Not all landing pages are the same (nor should they be), especially if segmentation has been executed successfully. Before optimizing, marketers need to understand customer behavior and test how users interact with different versions of a landing page to decide which elements are most sensible to modify. Eye-tracking tools and heat maps are helpful in this stage of analysis, as they can show which areas attract more user activity. Likewise, the results provided by such tools can help determine the placement of implicit visual cues to steer the attention towards the most important elements of the marketing copy, or to the CTA itself.
Controlling the customer’s focus is easier when the landing page is already simple, and the principle of isolation supports this claim. A landing page without navigation and any other information irrelevant to the campaign is isolated from the rest of the website, and as such it is focused only on a single task of completing the conversion. A (potential) customer is less likely to wander off from a landing page if there are no superfluous links to click.
Still, some elements should be prioritized and retained in order to increase authenticity. The information about the brand, a way to contact the business, and terms & conditions (if any) should be visible and easily accessible from the landing page. Elements like trust badges have been shown to increase sales up to 32%, while adding testimonials to a landing page improves its performance tremendously. Customers clearly recognize the value of transparency, peer reviews and industry awards.
Last but not least, marketers should always work on improving their CTA, whether by applying color psychology to change its look or by using visual cues and smart positioning to emphasize its importance over other landing page elements. A stronger call to action can boost conversions by 32%. When it comes to mobile devices, it’s important to consider the notion of “above the fold” which plays out somewhat differently on screens smaller than the desktop. Optimizing landing pages for mobile often means that the CTA should be placed as close to the top as possible, and the page itself should scale properly with the help of responsive design.
- Navigation and links
- CTA size, position and color
- Trust factor
Does mobile equal responsive?
The question is whether landing pages should switch to responsive design – consistent across all devices – or should marketers continue to build mobile-specific pages.
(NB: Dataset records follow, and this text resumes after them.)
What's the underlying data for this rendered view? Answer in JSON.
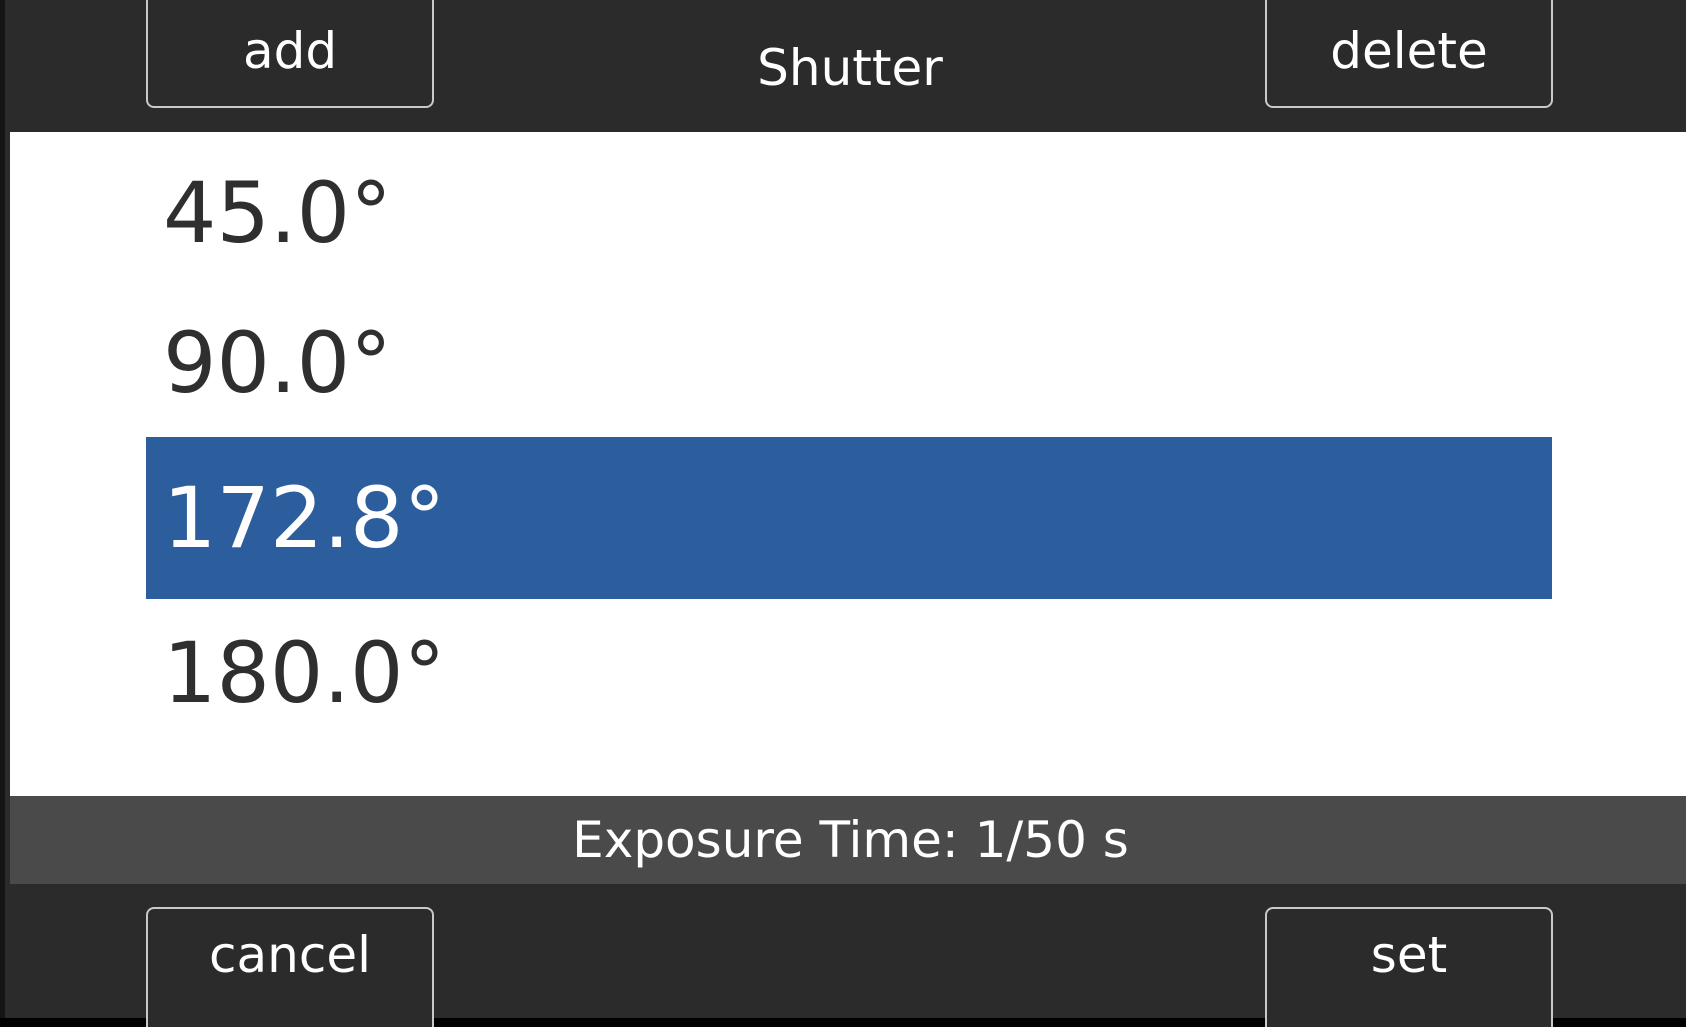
{
  "header": {
    "title": "Shutter",
    "add_label": "add",
    "delete_label": "delete"
  },
  "list": {
    "items": [
      {
        "label": "45.0°"
      },
      {
        "label": "90.0°"
      },
      {
        "label": "172.8°",
        "selected": true
      },
      {
        "label": "180.0°"
      }
    ]
  },
  "status": {
    "text": "Exposure Time: 1/50 s"
  },
  "footer": {
    "cancel_label": "cancel",
    "set_label": "set"
  },
  "colors": {
    "background": "#2b2b2b",
    "list_background": "#ffffff",
    "selection": "#2c5d9c",
    "status_bar": "#4a4a4a"
  }
}
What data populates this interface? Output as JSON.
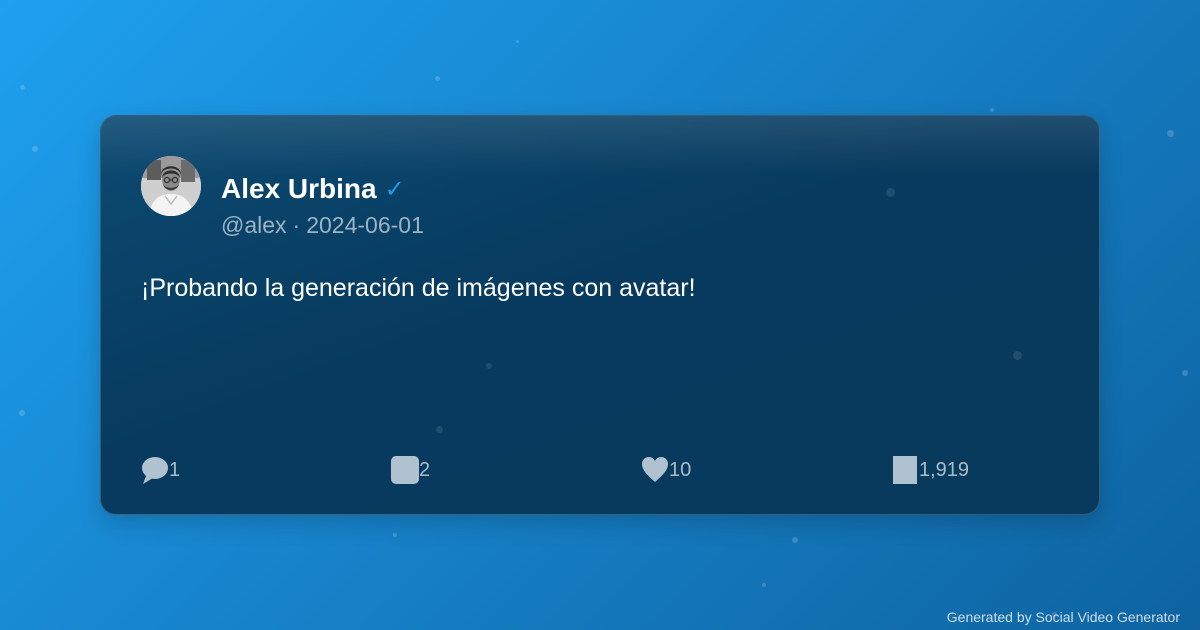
{
  "tweet": {
    "author_name": "Alex Urbina",
    "verified_mark": "✓",
    "handle": "@alex",
    "separator": "·",
    "date": "2024-06-01",
    "text": "¡Probando la generación de imágenes con avatar!"
  },
  "stats": {
    "replies": "1",
    "retweets": "2",
    "likes": "10",
    "views": "1,919"
  },
  "icons": {
    "reply": "reply-icon",
    "retweet": "retweet-icon",
    "like": "heart-icon",
    "views": "views-icon",
    "verified": "verified-badge-icon"
  },
  "colors": {
    "background_start": "#1ea0ef",
    "background_end": "#0e63a0",
    "card_background": "#073a5e",
    "verified": "#1d9bf0",
    "meta_text": "#9ab3c6",
    "stat_icon": "#b0c2cf"
  },
  "footer": {
    "credit": "Generated by Social Video Generator"
  }
}
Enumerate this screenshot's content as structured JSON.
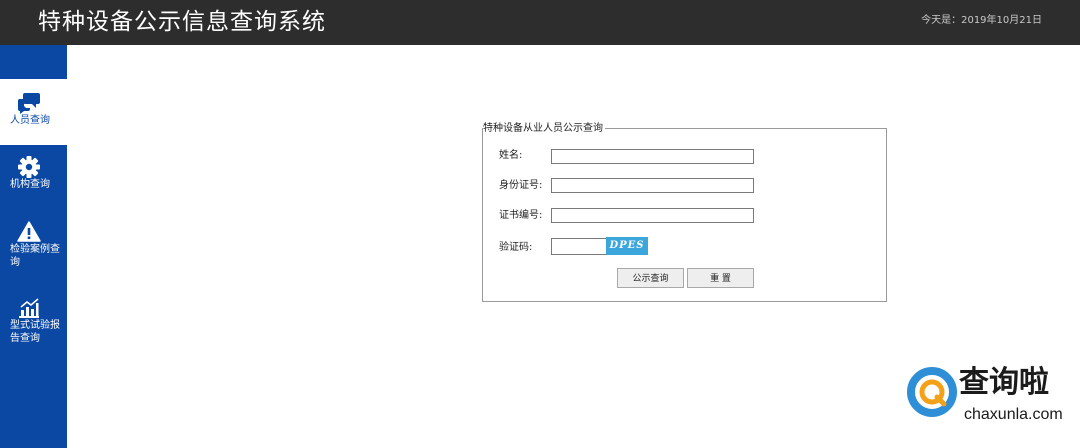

The latter used to be a reliable practice that made it possible to customize content for mobile platforms, but the trends are strongly in favor of responsive design:
- the responsive version outperformed the mobile one by 256% owing to simplified navigation;
- A redesign from mobile to responsive brought a 200% increase in overall mobile traffic.
Resistance towards responsive design is mainly justified by the perceived costs and complexity of a switch to a design paradigm that is different from the traditional. With templates and tools that make it possible to build landing pages without any coding knowledge, such worries are increasingly becoming outdated, especially considering that testing mobile landing pages can also be automated to a great degree.
At this point, the answer seems self-evident or at least easily predictable for the foreseeable future: responsive is the way to go, even for landing pages. The abovementioned advice still applies, though: responsive landing pages for mobile should load quickly and without popups, be simple with clear copy and visible CTAs, contain short forms, trust badges and be focused on a single action. Choosing responsive design is just one of the options; constantly improving landing pages is a necessity.